A politically charged adjective popped up repeatedly in the evolving plans for a new Advanced Placement course on African American studies. It was “systemic.”

The February 2022 version declared that students should learn how African American communities combat effects of “systemic marginalization.” An April update paired “systemic” with discrimination, oppression, inequality, disempowerment and racism. A December version said it was essential to know links between Black Panther activism and “systemic inequality that disproportionately affected African Americans.”

Then the word vanished. “Systemic,” a crucial term for many scholars and civil rights advocates, appears nowhere in the official version released Feb. 1. This late deletion and others reflect the extraordinary political friction that often shadows efforts in the nation’s schools to teach about history, culture and race.

The College Board, which oversees the AP program, denies that it diluted the African American studies course in response to complaints from Florida Gov. Ron DeSantis (R) or his allies. But a senior College Board official now acknowledges the organization was mindful of how “systemic” and certain other words in the modern lexicon of race in America would receive intense scrutiny in some places.

“All of those terms were going to be challenging,” said Jason Manoharan, vice president for AP program development. He said the College Board worried some phrases and concepts had been “co-opted for a variety of purposes” and were being used as “political instruments.” So the organization took a cautious approach to the final edits even as it sought to preserve robust content on historical and cultural impacts of slavery and racial discrimination.

“We wanted this course to be adopted by 50 states, and we wanted as many students and teachers as possible to be able to experience it,” Manoharan said. His acknowledgment underscored the inherent politics behind promoting a course that deals so squarely with race in America.

Documents and interviews with several people involved in the course’s creation, including university professors in the field, show the process was both routine and fraught. While Florida, a major state, raised objections behind the scenes, there is scant evidence tying its complaints to specific changes in the course.

Course developers had long discussions on how many weeks should be devoted to origins of the African diaspora and a student research paper on an elective topic — a back-and-forth typical for academia. Those decisions squeezed time allotted to contemporary issues. But the tense political atmosphere guaranteed the winnowing of lessons on topics such as reparations and movements for Black lives would be second-guessed even if experts deemed it necessary for pacing of the course.

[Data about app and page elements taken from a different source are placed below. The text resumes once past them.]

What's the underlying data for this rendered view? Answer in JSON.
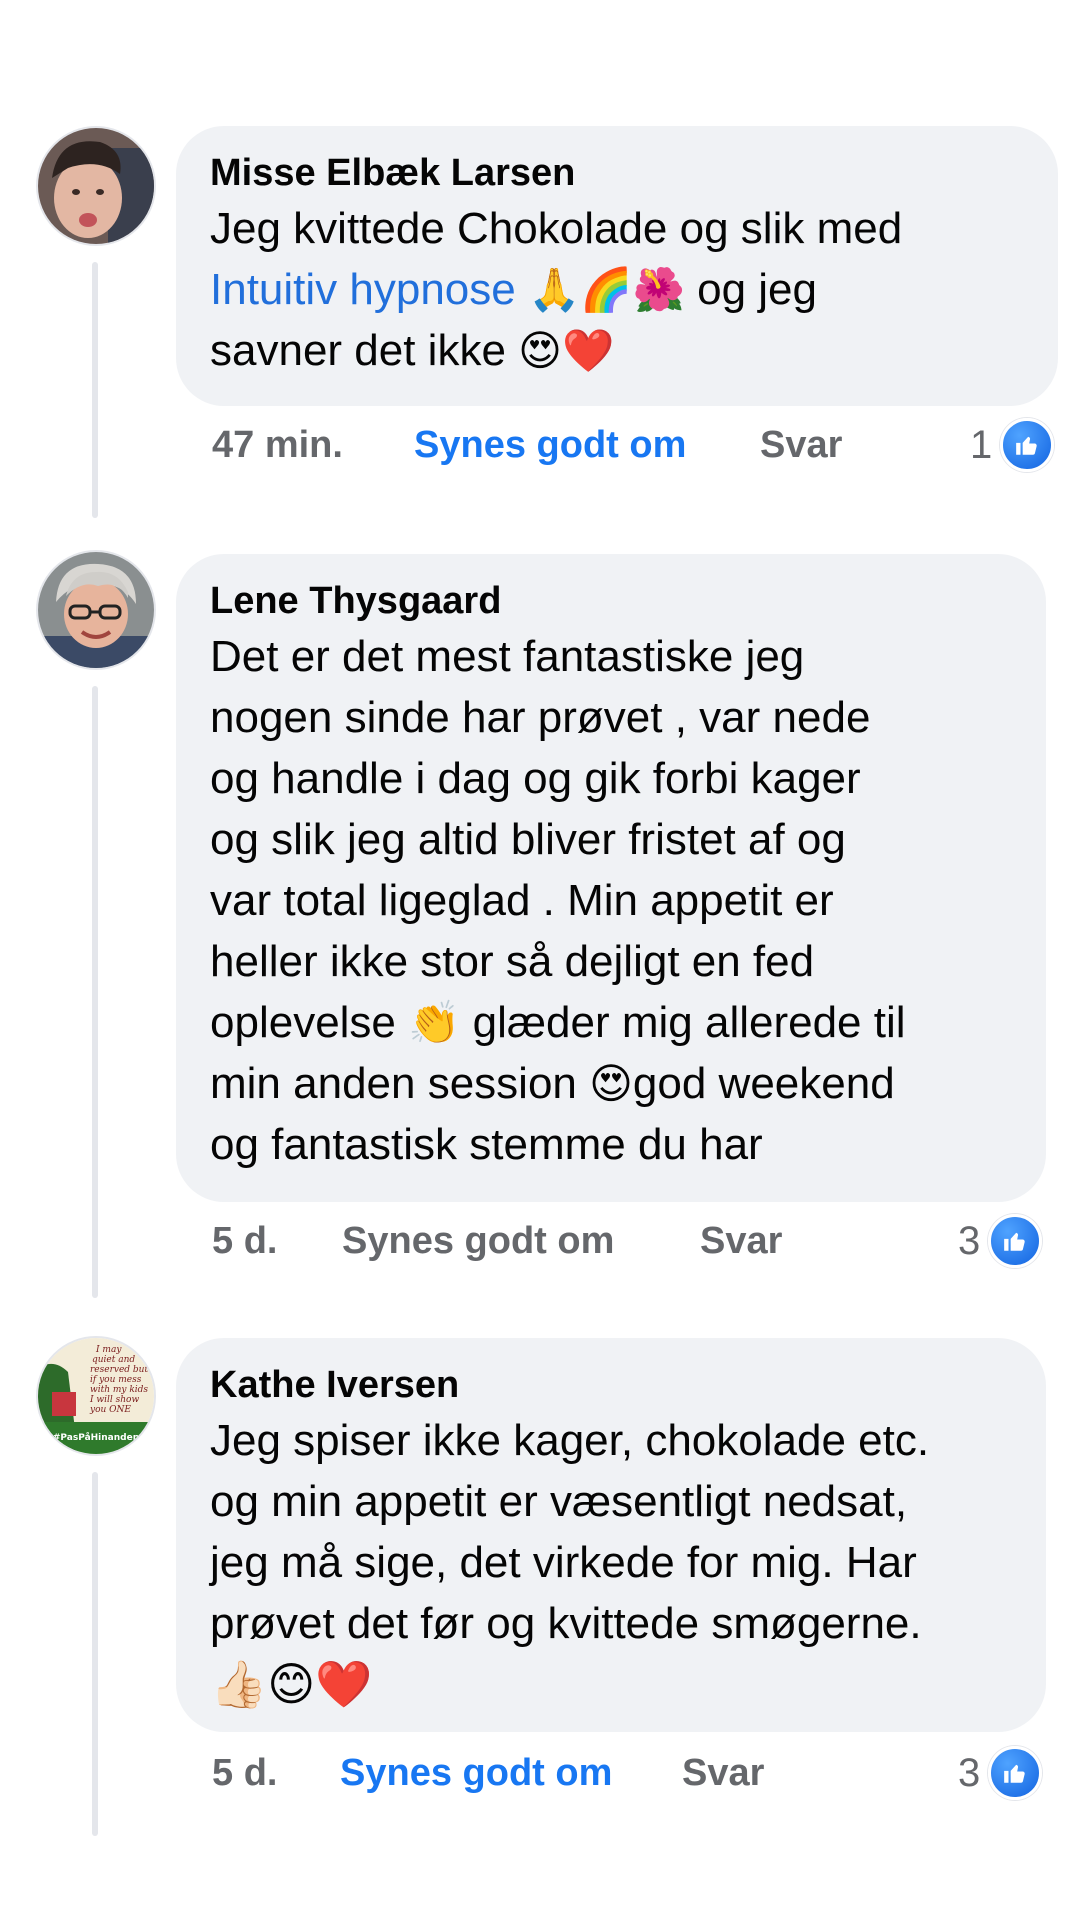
{
  "comments": [
    {
      "author": "Misse Elbæk Larsen",
      "text_1": "Jeg kvittede Chokolade og slik med",
      "link": "Intuitiv hypnose",
      "emoji_a": "🙏🌈🌺",
      "text_2": " og jeg",
      "text_3": "savner det ikke ",
      "emoji_b": "😍❤️",
      "time": "47 min.",
      "like_label": "Synes godt om",
      "reply_label": "Svar",
      "like_count": "1",
      "liked": true
    },
    {
      "author": "Lene Thysgaard",
      "lines": [
        "Det er det mest fantastiske jeg",
        "nogen sinde har prøvet , var nede",
        "og handle i dag og gik forbi kager",
        "og slik jeg altid bliver fristet af og",
        "var total ligeglad . Min appetit er",
        "heller ikke stor så dejligt en fed"
      ],
      "line7_a": "oplevelse ",
      "line7_emoji": "👏",
      "line7_b": " glæder mig allerede til",
      "line8_a": "min anden session ",
      "line8_emoji": "😍",
      "line8_b": "god weekend",
      "line9": "og fantastisk stemme du har",
      "time": "5 d.",
      "like_label": "Synes godt om",
      "reply_label": "Svar",
      "like_count": "3",
      "liked": false
    },
    {
      "author": "Kathe Iversen",
      "lines": [
        "Jeg spiser ikke kager, chokolade etc.",
        "og min appetit er væsentligt nedsat,",
        "jeg må sige, det virkede for mig. Har",
        "prøvet det før og kvittede smøgerne."
      ],
      "emoji_line": "👍🏻😊❤️",
      "avatar_text_1": "I may",
      "avatar_text_2": "quiet and",
      "avatar_text_3": "reserved but",
      "avatar_text_4": "if you mess",
      "avatar_text_5": "with my kids",
      "avatar_text_6": "I will show",
      "avatar_text_7": "you ONE",
      "avatar_badge": "#PasPåHinanden",
      "time": "5 d.",
      "like_label": "Synes godt om",
      "reply_label": "Svar",
      "like_count": "3",
      "liked": true
    }
  ],
  "colors": {
    "bubble": "#f0f2f5",
    "accent": "#1877f2",
    "link": "#216fdb",
    "meta": "#65676b"
  },
  "icons": {
    "like_reaction": "thumbs-up-icon"
  }
}
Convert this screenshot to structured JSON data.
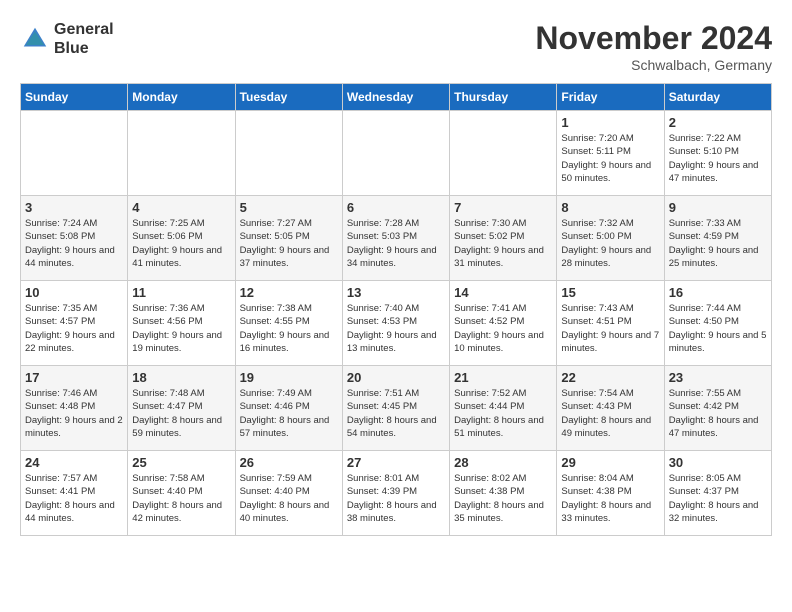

John K. Thornton, a professor of African American studies and history at Boston University, who contributed to the planning, said he was pleased the course opens with five weeks on early Africa. But he lamented that reparations and Black Lives Matter ended up only as optional research topics. “It did upset me a little bit,” he said. “Those things obviously feel very much a part of what a college course is about.”